#### TASK STATEMENT
Tally how many lines of these entries hold the string "main". Return the number alone.

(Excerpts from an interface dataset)
-- -- --

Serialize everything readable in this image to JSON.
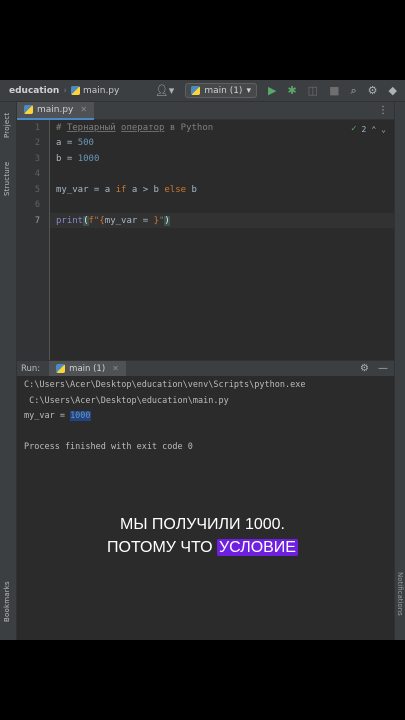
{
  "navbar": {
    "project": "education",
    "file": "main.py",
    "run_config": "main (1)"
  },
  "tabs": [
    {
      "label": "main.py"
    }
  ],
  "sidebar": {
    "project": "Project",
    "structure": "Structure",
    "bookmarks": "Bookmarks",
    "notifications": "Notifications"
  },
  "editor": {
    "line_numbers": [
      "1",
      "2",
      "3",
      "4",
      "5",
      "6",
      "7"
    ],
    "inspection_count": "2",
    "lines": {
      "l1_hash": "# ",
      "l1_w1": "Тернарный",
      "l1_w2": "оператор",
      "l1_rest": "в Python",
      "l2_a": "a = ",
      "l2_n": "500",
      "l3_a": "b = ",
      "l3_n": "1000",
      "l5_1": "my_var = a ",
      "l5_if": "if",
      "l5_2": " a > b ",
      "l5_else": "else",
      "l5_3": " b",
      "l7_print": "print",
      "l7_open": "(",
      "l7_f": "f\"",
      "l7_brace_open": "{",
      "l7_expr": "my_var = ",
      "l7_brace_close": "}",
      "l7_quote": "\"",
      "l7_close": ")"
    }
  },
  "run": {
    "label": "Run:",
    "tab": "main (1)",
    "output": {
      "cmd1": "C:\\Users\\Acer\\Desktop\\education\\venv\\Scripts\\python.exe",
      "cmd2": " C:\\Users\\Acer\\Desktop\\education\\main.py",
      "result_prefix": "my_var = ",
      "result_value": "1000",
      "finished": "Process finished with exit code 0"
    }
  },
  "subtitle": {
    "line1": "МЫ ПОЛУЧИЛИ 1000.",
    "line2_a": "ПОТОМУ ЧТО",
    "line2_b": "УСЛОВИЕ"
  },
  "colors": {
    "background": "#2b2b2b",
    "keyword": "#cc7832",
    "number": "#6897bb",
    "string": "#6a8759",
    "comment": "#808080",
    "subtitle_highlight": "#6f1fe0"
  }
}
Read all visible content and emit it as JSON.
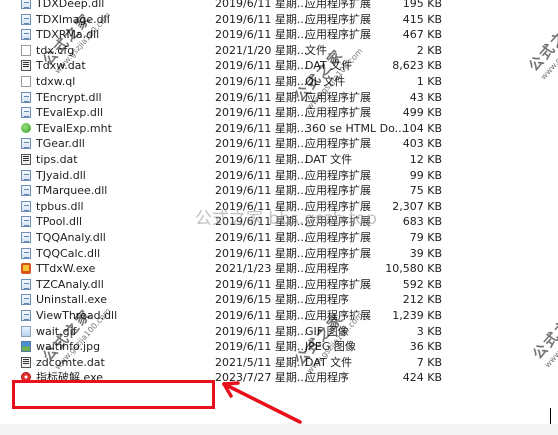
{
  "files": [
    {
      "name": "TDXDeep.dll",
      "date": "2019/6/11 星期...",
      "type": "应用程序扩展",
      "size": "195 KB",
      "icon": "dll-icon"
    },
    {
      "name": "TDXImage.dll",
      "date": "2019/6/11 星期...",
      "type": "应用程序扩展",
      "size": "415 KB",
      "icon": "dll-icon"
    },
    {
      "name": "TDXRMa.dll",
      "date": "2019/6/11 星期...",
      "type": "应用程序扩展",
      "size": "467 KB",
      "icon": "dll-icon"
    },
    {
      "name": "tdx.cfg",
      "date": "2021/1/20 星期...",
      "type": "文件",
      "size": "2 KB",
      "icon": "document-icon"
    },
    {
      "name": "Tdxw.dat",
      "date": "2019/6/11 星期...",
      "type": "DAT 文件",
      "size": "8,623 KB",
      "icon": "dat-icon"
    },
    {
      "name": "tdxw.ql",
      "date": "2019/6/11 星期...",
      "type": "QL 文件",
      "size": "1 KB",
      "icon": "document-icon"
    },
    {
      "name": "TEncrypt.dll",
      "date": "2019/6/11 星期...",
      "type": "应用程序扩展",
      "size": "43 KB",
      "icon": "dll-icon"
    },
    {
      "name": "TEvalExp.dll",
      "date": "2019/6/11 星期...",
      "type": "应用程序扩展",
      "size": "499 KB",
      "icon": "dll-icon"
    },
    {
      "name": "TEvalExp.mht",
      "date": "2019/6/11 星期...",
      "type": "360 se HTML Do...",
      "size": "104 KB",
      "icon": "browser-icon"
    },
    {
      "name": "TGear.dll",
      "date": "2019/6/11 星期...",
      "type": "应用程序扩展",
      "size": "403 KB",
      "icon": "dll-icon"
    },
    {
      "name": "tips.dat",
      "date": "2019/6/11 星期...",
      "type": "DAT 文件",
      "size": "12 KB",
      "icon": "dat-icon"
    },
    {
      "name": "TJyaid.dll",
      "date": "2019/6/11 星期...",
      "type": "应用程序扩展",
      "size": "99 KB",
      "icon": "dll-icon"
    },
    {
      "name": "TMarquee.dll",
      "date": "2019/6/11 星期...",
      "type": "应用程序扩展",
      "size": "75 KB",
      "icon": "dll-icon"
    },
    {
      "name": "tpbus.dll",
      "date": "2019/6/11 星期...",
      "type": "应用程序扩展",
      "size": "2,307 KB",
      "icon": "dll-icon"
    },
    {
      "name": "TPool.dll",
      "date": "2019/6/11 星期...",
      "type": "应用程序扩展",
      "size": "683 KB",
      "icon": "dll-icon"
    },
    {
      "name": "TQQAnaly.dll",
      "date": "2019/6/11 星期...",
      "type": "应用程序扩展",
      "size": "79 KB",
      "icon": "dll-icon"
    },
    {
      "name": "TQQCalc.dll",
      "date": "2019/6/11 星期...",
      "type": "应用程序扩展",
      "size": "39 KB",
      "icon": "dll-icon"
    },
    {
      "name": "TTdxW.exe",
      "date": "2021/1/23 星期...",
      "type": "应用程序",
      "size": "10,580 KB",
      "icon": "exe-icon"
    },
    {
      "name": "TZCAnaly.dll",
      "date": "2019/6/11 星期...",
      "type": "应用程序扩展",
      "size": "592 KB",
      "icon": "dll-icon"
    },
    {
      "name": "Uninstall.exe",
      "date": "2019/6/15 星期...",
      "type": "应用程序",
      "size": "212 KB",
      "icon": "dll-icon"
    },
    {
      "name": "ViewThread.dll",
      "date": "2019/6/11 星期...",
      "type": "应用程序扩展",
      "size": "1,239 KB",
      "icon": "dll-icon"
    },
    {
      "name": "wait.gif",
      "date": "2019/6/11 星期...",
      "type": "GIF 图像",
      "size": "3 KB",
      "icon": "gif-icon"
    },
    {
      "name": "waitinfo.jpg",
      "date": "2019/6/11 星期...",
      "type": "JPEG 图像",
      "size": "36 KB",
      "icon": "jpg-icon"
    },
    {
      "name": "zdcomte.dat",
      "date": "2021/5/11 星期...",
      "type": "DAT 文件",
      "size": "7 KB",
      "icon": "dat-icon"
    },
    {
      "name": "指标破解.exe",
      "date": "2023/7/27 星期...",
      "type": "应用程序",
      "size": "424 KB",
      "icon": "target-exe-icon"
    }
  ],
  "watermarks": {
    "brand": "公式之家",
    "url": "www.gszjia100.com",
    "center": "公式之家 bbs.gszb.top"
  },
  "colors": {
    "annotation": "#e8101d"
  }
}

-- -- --

#### YOUR SOLUTION
5